### What is being asked
Give the number of lines in the records below that include the word "page", and add nothing to it.

[Opening The input section]

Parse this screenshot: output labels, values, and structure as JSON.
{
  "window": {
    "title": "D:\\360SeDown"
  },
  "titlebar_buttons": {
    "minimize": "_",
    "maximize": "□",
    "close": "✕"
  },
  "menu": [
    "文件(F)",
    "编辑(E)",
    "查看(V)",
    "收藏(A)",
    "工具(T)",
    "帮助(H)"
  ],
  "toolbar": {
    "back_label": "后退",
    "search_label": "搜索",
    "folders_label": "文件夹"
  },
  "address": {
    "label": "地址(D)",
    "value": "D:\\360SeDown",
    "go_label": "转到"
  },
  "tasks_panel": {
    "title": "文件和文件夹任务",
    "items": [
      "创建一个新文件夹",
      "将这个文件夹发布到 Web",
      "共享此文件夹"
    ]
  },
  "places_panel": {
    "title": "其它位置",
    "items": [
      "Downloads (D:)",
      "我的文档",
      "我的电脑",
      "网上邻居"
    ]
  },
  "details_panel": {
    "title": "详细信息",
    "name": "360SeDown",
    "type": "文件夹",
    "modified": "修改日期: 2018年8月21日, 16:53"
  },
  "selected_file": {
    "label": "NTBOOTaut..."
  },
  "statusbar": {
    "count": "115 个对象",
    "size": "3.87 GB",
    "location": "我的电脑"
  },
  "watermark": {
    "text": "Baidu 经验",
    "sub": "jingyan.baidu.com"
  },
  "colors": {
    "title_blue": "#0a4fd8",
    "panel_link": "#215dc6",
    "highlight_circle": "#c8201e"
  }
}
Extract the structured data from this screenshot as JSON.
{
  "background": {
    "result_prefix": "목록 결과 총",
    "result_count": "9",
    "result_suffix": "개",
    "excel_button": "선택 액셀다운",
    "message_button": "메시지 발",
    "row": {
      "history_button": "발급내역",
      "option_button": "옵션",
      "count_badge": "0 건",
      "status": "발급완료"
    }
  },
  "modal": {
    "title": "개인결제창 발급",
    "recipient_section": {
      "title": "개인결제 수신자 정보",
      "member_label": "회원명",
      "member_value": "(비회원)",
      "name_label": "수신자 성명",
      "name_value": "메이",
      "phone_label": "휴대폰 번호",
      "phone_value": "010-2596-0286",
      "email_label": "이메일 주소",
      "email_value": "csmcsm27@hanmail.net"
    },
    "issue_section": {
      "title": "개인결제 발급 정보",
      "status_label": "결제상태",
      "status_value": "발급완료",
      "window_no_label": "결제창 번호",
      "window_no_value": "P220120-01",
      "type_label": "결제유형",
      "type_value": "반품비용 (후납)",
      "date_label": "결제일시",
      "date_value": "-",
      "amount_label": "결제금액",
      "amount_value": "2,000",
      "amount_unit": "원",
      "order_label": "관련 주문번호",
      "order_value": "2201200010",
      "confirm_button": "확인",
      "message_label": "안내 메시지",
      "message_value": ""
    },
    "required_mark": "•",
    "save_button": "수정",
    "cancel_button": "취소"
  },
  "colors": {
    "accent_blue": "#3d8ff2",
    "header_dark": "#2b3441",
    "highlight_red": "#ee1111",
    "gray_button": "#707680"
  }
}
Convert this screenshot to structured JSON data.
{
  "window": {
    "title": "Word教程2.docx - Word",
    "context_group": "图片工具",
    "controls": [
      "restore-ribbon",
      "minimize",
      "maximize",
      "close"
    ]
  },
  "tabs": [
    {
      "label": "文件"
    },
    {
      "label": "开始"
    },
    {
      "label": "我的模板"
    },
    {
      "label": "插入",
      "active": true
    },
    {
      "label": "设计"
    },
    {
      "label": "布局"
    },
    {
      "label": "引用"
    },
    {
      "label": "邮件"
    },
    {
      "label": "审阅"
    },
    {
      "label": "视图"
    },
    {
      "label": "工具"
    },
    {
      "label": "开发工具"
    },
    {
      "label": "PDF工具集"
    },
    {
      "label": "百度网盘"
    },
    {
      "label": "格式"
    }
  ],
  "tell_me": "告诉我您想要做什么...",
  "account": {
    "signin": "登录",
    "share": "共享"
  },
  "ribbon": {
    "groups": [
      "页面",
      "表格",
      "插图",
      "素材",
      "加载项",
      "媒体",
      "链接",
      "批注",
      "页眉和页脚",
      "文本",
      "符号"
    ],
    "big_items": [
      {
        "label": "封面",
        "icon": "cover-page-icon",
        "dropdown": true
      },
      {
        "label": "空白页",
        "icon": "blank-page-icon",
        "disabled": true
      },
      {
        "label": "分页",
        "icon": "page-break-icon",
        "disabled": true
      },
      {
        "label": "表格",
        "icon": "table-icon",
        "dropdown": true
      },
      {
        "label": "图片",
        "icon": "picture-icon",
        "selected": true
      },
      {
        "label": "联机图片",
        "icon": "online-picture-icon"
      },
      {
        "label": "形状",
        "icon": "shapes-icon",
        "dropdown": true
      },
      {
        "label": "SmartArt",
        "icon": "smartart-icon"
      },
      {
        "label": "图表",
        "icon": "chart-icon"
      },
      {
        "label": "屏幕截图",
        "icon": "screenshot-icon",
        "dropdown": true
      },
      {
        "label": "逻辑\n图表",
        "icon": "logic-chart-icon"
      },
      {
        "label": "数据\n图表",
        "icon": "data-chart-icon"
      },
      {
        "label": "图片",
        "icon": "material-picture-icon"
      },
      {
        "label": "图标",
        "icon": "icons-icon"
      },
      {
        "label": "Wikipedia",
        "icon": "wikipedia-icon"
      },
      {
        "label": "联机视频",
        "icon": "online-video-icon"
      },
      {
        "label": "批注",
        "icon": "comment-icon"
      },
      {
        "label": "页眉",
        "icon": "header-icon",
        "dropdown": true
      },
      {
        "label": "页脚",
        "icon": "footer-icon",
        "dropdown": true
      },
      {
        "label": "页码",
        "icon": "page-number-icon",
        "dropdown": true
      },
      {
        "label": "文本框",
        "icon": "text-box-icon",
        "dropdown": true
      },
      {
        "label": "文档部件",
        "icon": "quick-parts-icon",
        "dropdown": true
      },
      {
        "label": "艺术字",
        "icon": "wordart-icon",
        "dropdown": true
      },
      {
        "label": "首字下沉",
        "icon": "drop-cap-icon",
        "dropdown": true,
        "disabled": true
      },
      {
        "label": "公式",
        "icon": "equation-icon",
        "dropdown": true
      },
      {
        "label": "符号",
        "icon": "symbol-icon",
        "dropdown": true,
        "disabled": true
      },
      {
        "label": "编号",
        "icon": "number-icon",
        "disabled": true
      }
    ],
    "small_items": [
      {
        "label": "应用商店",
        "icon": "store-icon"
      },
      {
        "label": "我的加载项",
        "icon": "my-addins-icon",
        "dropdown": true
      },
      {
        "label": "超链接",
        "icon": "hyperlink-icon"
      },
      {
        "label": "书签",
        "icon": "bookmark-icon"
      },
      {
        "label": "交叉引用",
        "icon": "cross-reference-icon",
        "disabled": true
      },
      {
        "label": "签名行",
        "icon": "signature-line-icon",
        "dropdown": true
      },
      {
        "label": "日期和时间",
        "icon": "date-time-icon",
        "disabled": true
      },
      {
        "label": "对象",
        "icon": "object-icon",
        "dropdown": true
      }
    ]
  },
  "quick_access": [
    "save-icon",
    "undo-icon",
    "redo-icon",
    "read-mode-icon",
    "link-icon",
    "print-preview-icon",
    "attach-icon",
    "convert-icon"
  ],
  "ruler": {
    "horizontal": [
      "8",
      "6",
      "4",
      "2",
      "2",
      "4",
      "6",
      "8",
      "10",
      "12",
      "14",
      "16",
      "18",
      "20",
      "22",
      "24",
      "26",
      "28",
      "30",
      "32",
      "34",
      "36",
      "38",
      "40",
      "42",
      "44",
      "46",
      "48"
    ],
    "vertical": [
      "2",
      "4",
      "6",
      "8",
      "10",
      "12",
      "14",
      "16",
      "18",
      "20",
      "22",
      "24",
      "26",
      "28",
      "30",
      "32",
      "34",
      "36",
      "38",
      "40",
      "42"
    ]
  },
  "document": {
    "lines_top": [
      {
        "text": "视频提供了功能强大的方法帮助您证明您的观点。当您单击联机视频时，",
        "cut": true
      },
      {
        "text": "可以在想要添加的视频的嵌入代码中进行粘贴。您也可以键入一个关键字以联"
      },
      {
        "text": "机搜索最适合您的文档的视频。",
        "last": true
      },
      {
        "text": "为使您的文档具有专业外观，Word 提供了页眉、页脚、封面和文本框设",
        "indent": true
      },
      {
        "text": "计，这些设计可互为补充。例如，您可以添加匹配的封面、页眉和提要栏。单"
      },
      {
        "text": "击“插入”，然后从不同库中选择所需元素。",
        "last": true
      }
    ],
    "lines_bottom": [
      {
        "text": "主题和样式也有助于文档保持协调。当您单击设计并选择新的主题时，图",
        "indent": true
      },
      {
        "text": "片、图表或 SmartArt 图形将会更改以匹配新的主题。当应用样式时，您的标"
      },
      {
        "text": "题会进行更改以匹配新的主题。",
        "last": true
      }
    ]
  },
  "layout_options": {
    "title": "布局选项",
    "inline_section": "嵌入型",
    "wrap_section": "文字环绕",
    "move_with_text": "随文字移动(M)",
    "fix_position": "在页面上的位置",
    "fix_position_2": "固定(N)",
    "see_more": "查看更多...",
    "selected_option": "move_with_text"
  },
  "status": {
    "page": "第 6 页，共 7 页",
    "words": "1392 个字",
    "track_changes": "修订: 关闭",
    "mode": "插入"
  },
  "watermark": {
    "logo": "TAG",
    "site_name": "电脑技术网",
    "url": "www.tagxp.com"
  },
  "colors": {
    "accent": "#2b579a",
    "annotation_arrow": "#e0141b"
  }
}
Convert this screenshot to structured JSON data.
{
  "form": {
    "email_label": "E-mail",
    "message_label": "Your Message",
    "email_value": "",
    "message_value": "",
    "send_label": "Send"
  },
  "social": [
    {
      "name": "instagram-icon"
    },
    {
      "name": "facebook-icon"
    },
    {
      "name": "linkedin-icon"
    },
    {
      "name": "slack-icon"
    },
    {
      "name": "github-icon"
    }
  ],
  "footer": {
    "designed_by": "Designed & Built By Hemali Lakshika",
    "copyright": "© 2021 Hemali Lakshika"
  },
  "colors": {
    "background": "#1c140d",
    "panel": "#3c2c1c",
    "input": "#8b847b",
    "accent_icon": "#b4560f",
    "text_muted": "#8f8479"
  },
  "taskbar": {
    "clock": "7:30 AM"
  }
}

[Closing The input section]

### Task output
5